The New York Knicks should select Florida State wing Devin Vassell with the eighth pick in the 2020 NBA Draft.
Defense and shooting are the hallmarks of Vassell’s game.
He’s a superb on-ball and perimeter defender, partially generated by his near-seven-foot wingspan. On the other end of the floor, Vassell has a lengthy, cockback jump shot that comes with range and efficiency which could help the Knicks. While superficially jarring, Vassell’s shooting form allows him to arc jump shots over defenders of all sizes.
The two-year player averaged 12.7 points, 5.1 rebounds, 1.4 steals, and one block per game while shooting 41.5 percent from beyond the arc in his sophomore season at Florida State. His skill set is perfect for Knicks head coach Tom Thibodeau’s rotation, specifically his young pillars, RJ Barrett and Mitchell Robinson.
Barrett, the third pick in the 2019 NBA Draft, had a mediocre season from a production standpoint, averaging 14.3 points per game on a rebuilding Knicks team. At the same time, he flashed an ability to be an offensive mainstay, was a respectable defender, and was one of the team’s leading catalysts on both ends of the floor.
Robinson still doesn’t have extensive experience as the Knicks’ starting center, a byproduct of an early-season injury and him getting into foul trouble. That said, the big man is uber-talented and a likely shoo-in to start at center next season. He’s money on alley-oops, denies shots at a high level, and was finishing with more conviction in the paint as the 2020 regular season came to a halt.
Moving forward, Barrett will likely be utilized in more isolation sets and have the ball in his hands earlier in the shot clock. The Knicks will also be running more plays to get Robinson easy buckets, perhaps in the form of more pick-and-rolls. What complements an isolation wing and an inside big man? A “three-and-d” wing.
Vassell’s outside shooting stretches the floor for Barrett to play in isolation for the Knicks. It gets players out of the paint, giving Robinson more space to roam around.
The versatile wing has upside for the Knicks. While he seldom scored off the dribble in college, his jumper and sheer athleticism offer potential. Vassell won’t be the number one or two source of offense in his rookie season. Therefore, he can play to his strengths and, in time, more so pump fake from distance and stick mid-range jump shots off the dribble. Furthermore, Vassell’s speed and hops allow him to finish at the rim with tenacity.
Vassell’s skill set should translate into early NBA production with the Knicks. He’ll be in a similar role to the one he held down in head coach Leonard Hamilton’s offense, playing off the ball and making an impact out on the perimeter on both ends.
The 20-year-old brings a specific skill set to the table that the Knicks don’t possess.
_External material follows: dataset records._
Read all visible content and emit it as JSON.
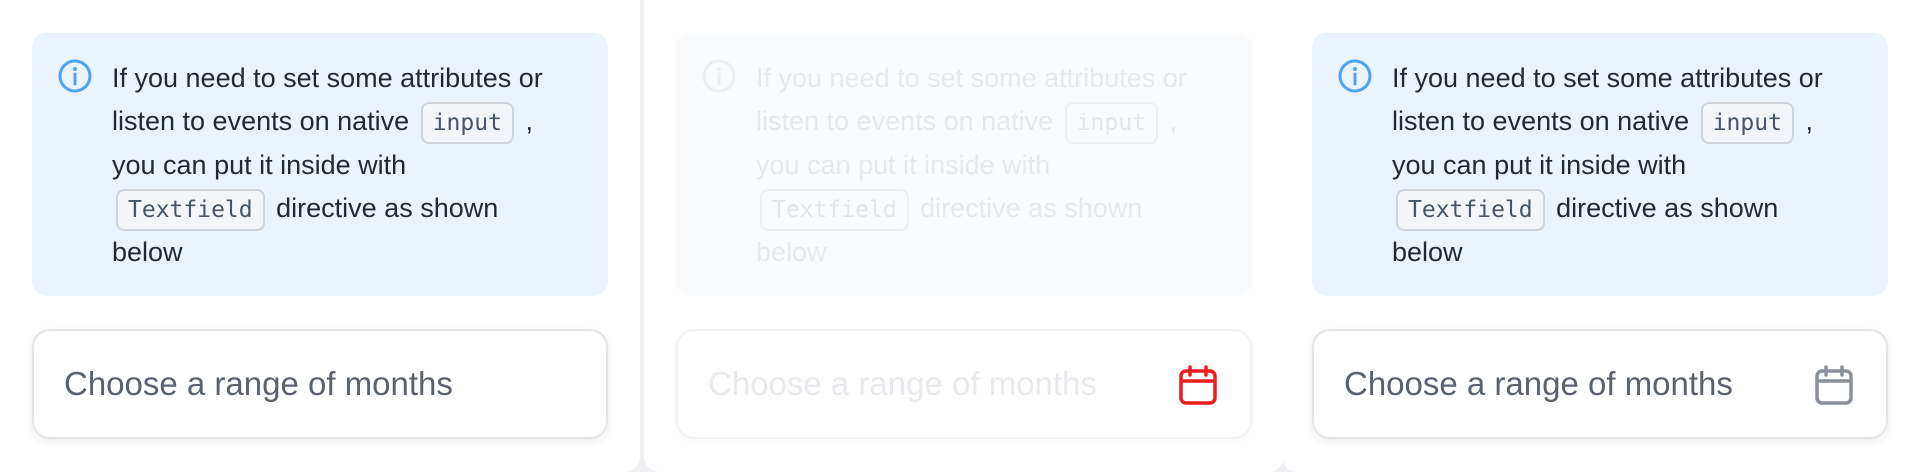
{
  "colors": {
    "info_icon": "#4da3f3",
    "alert_bg": "#eaf3fe",
    "calendar_active": "#ef1c1c",
    "calendar_default": "#8a909a",
    "disabled_icon": "#eceef1"
  },
  "panels": [
    {
      "state": "default",
      "alert": {
        "icon": "info-circle-icon",
        "text_1": "If you need to set some attributes or listen to events on native",
        "code_1": "input",
        "text_2": ", you can put it inside with",
        "code_2": "Textfield",
        "text_3": "directive as shown below"
      },
      "field": {
        "placeholder": "Choose a range of months",
        "icon": ""
      }
    },
    {
      "state": "disabled",
      "alert": {
        "icon": "info-circle-icon",
        "text_1": "If you need to set some attributes or listen to events on native",
        "code_1": "input",
        "text_2": ", you can put it inside with",
        "code_2": "Textfield",
        "text_3": "directive as shown below"
      },
      "field": {
        "placeholder": "Choose a range of months",
        "icon": "calendar-icon"
      }
    },
    {
      "state": "default-with-icon",
      "alert": {
        "icon": "info-circle-icon",
        "text_1": "If you need to set some attributes or listen to events on native",
        "code_1": "input",
        "text_2": ", you can put it inside with",
        "code_2": "Textfield",
        "text_3": "directive as shown below"
      },
      "field": {
        "placeholder": "Choose a range of months",
        "icon": "calendar-icon"
      }
    }
  ]
}
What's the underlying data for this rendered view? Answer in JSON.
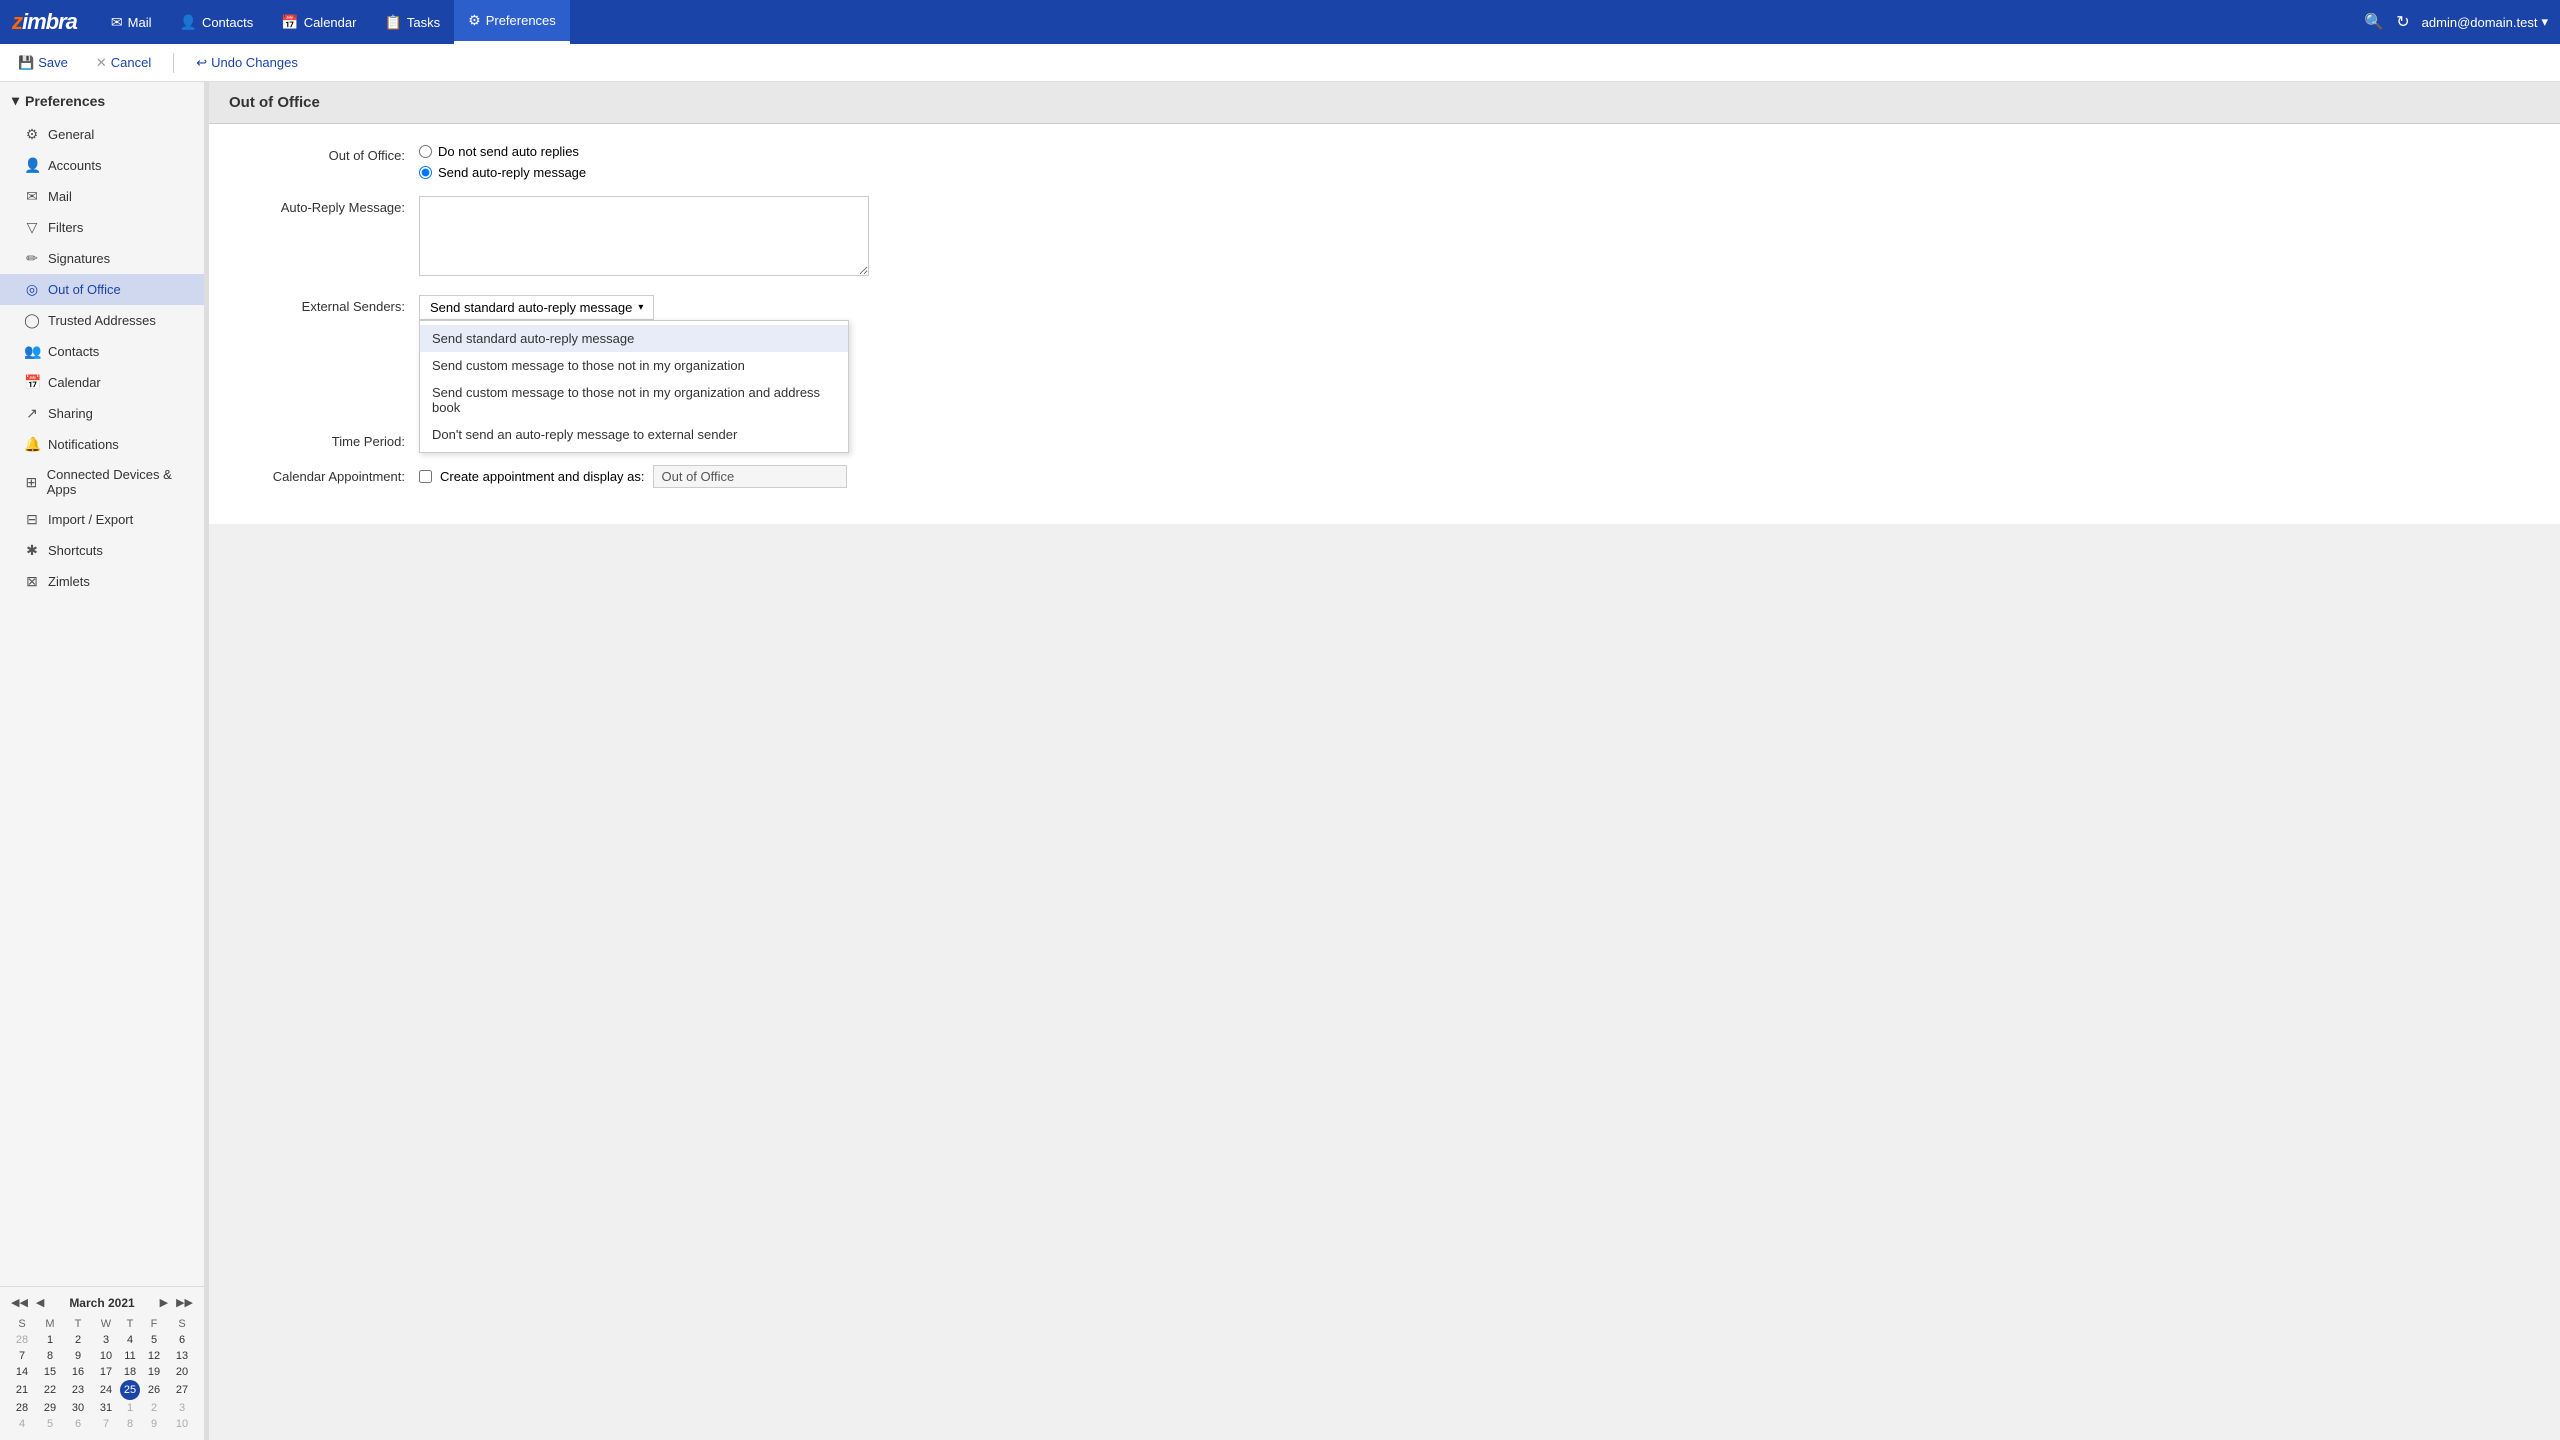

Barrett and Robinson have few, if any, similarities to Vassell; over his first two seasons in the NBA, Kevin Knox has been a spot-up shooter or athletic finisher with a somewhat improving but still lacking defensive game; Frank Ntilikina is a defensive specialist who moves the ball well; Julius Randle is a primary scorer, inside and out.
It’s no secret that Thibodeau is a defensive-minded coach who’s going to want to put his stamp on the Knicks young core. President Leon Rose has two pressing issues to attend to: getting another go-to isolation scorer and complementing Barrett and Robinson. Vassell fits the bill for the latter.
Player development is pivotal in any NBA rebuild, a department which Thibodeau and some of his Knicks assistants have a reputable track record with. Vassell isn’t a finished product. Sometimes a player can be reliable but underwhelming from a production standpoint in college. Then they go to the NBA, fit in a team’s offense, and develop into a great player.
Maybe Vassell can be the next example of that model under Thibodeau with the Knicks? Sometimes fit creates the more impactful player.
The Knicks have two other selections in Wednesday’s NBA Draft (27 and 38). Attempting to predict selections past the lottery and in the later portions of the NBA Draft is like trying to forecast whether you’ll make a light four blocks down the road in Manhattan: you think you have a gauge on what will happen until a pedestrian ambushes your car.
Attempting to avoid the pedestrian and match need with value, the Knicks could opt for an efficient guard with their second first rounder like Oregon’s Payton Pritchard or Kentucky’s Immanuel Quickley.
Another option for New York is loading up on wings and forwards, choosing from “three-and-d” players and scorers like Mississippi State’s Robert Woodard, Louisville’s Jordan Nwora, Arkansas’ Isaiah Joe, and Washington State’s CJ Elleby with their later selections. Maybe they roll the dice on Jay Scrubb?
Devin Vassell is a justifiable number eight pick in the draft, especially considering the difficulty that comes with separating prospects from each other this year, and would be a phenomenal fit with the New York Knicks.